Lecture: Monday 9:45-11:15 1C-03 Begin: 21.10.2013
Wednesday 8:00-9:30 Neue HS Geb. 20.40
Problem class: Friday 11:30-13:00 RPH HS Geb. 40.32 Begin: 25.10.2013
Lecturer Prof. Dr. Maria Axenovich
Office hours: Mon. 13:00-14:00 (available per e-mail or Skype)
Room 1.043 Kollegiengebäude Mathematik (20.30)
Email: maria.aksenovich@kit.edu
Problem classes Torsten Ueckerdt
Office hours:
Room Kollegiengebäude Mathematik (20.30)
Email: torsten.ueckerdt@kit.edu


  • The grades for Graph Theory are published on the 4th floor of Allianz building.
  • The post-exam review takes place on April 28 from 1pm to 2pm in room 1C-01 of Allianz building.
  • Oral reexaminations are possible on individual schedule. Please feel free to contact us.

In summer term 2014 we offer the seminar Topics in Graph Theory. Interested students should come to the kick-off meeting on Thursday, February 6.

For further information see Topics in Graph Theory.

Course description

The course will be concerned with topics in classical and modern graph theory:

  • Properties of trees, cycles, matching, factors
  • Forbidden subgraphs
  • Planar graphs
  • Graph colorings
  • Random graphs
  • Ramsey theory
  • Graph minors


The class is oriented towards problem solving.

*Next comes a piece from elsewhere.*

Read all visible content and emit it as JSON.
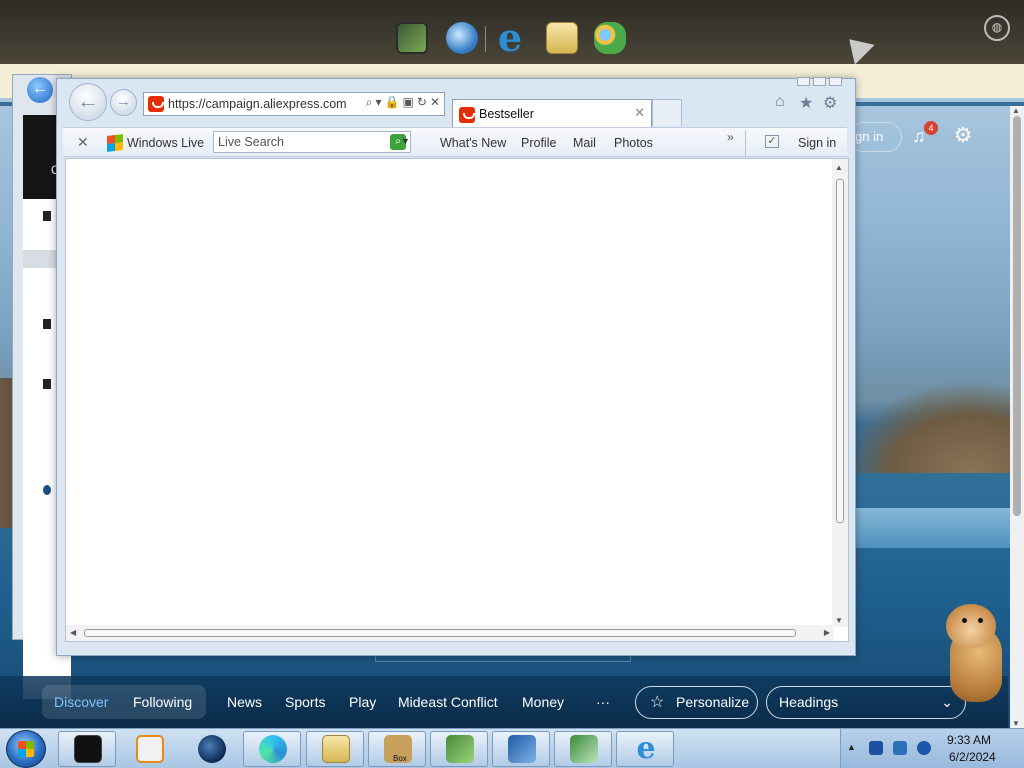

The goal of the course for
the students is to gain knowledge about the fundamental concepts in graph theory,
solve interesting problems, learn how to write and present the proofs creatively.


basic knowledge of linear algebra; appropriate for students starting from 5th semester


Problem sheets

  • There will be a problem sheet every Monday (starting on October 21) with 4 problems for 5 points each.
  • The problems can be solved in small groups and solutions can be submitted separately or in groups of two or three.
  • Every student works on three problems of his/her choice.
  • Due date is Wednesday the following week at 12:00 am.
  • The problems can be submitted during the lecture or deposited in a box in the 4th floor of Allianz building.

The problem sheets will be handed out in the Monday lecture.

Written exam

There will be a written exam at the end of semester on

February 26, 2014, 9:00am to 1:00pm

The exam takes place in HS Nusselt (building 10.23) und HS Tulla (building 11.40).


Begin: January 15, 2014
End: February 15, 2014

To register for the exam "Graph Theory" go to the student portal at https://studium.kit.edu. The registration is open from 15th of January 15 to 15th of February. Registerations later than February 15 can only be done in person at the secretary. Registrations can be canceled before February 26 via student portal and at February 26 on site in person.

Day of exam

Each student reads up his seat and should be 10 minutes before the exam begins at his/her seat.


The final grade for the course is calculated based on the points achieved in the written exam. If a student passes the written exam then his or her grade can be raised by one, two or three steps. This is done based on the points the student achieved in the homework as follows:

  • At least 108 points on 9 problem sheets or at least 90 points on 7 problem sheets: grade 1 step better
  • At least 115 points on 9 problem sheets or at least 95 points on 7 problem sheets: grade 2 steps better
  • At least 122 points on 9 problem sheets or at least 100 points on 7 problem sheets: grade 3 steps (a full grade) better


The main source is the book Graph Theory by Reinhard Diestel. The English edition can be read for free on the author’s web site (http://diestel-graph-theory.com/).

Additional literature

  • D. West -- Introduction to graph theory
  • B. Bollobas -- Modern graph theory
  • A. Bondy and U.S.R. Murty -- Graph Theory
  • L. Lovasz -- Combinatorial problems and exercises
  • G. Chartrand, L. Lesniak and P. Zhang -- Graphs & Digraphs

Lecture notes

There exist notes taken by a student during the winter term 2011/12. The current version is not approved and claims neither completeness nor correctness.

  • unrevised notes up to Menger's theorem: (pdf)

Additionally, there are lecture notes containing all relevant definitions, notation and theorems from the lecture. However, they provide no proofs, no motivation and only a few examples.

  • lecture notes: (pdf)

Supplementary material

  • Proof example from the problem class on 2013/10/25: (pdf)
  • Program that computes connected components, maximum degree and diameter of word graphs: (tar-ball)

Special thanks go to Daniel Hoske who kindly provides his source code.